The Push:Pull Ratio
Nearly every upper body exercise can be classified as either a pulling (or curling) exercise or a pushing exercise.
Pulling movements are where you embrace the environment and bring it into the body. Chin ups, rows, bicep curls, these exercises work scapular retraction and humeral extension. The main drivers here are the lats, traps, and rhomboids, with the bicep flexing the elbow along the way.
Pushing exercises are the exact opposite and are all about protraction (in some cases), humeral flexion and elbow extension. Pecs, deltoids, serratus anterior, and triceps are going to be the main muscles worked here.

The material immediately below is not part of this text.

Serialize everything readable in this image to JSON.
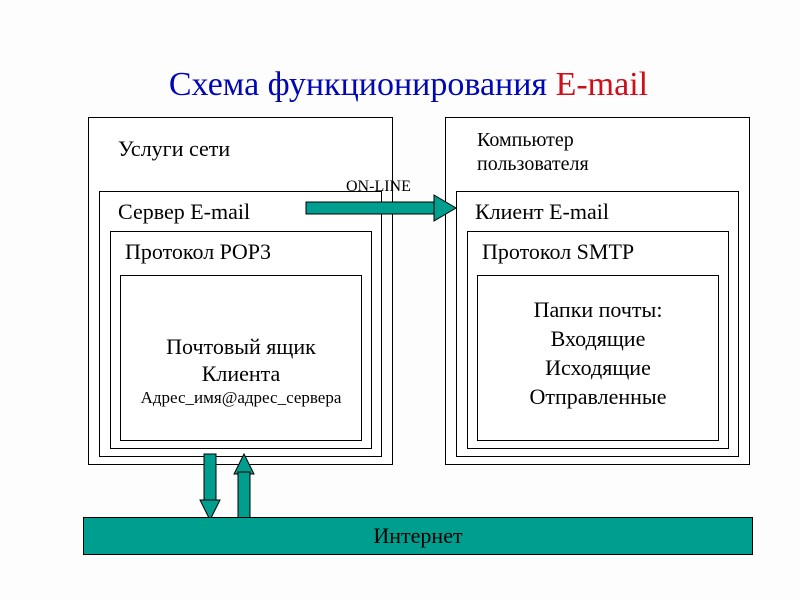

Everyone loves training push exercises because they make you feel like a bad ass. With exercises like the bench press, as we press we move into a position of biomechanical advantage and our sarcomeres (the part of the muscle with the actin and myosin filaments) reach their position of optimal overlap, making the movement easier as we press. Pressing exercises are also done in front of our eyes so we can see the weight moving, which adds to the badassery
With pulling exercises, all the things about pressing that makes it fun are stripped away. As you pull and the scapula close in together our muscles and joints move into a position of biomechanical disadvantage.
The problem with the love and enthusiasm for our pushing work is we’re tightening up and strengthening our numbers one and two internal rotators and protraction muscles, pec major and pec minor.
So if you spend any amount of time in the car, at a desk, on the couch, or playing Pokémon Go, you should be balancing out every set of bench press, push-ups, inclined bench, pec flys, overhead press, with twice as many sets of inverted rows, pull-ups, cable rows, external rotations, chin-ups, Y’s, T’s, W’s, reverse flys, and pec stretches.
But not upright rows. Don’t ever do upright rows. They’re bad for your shoulders.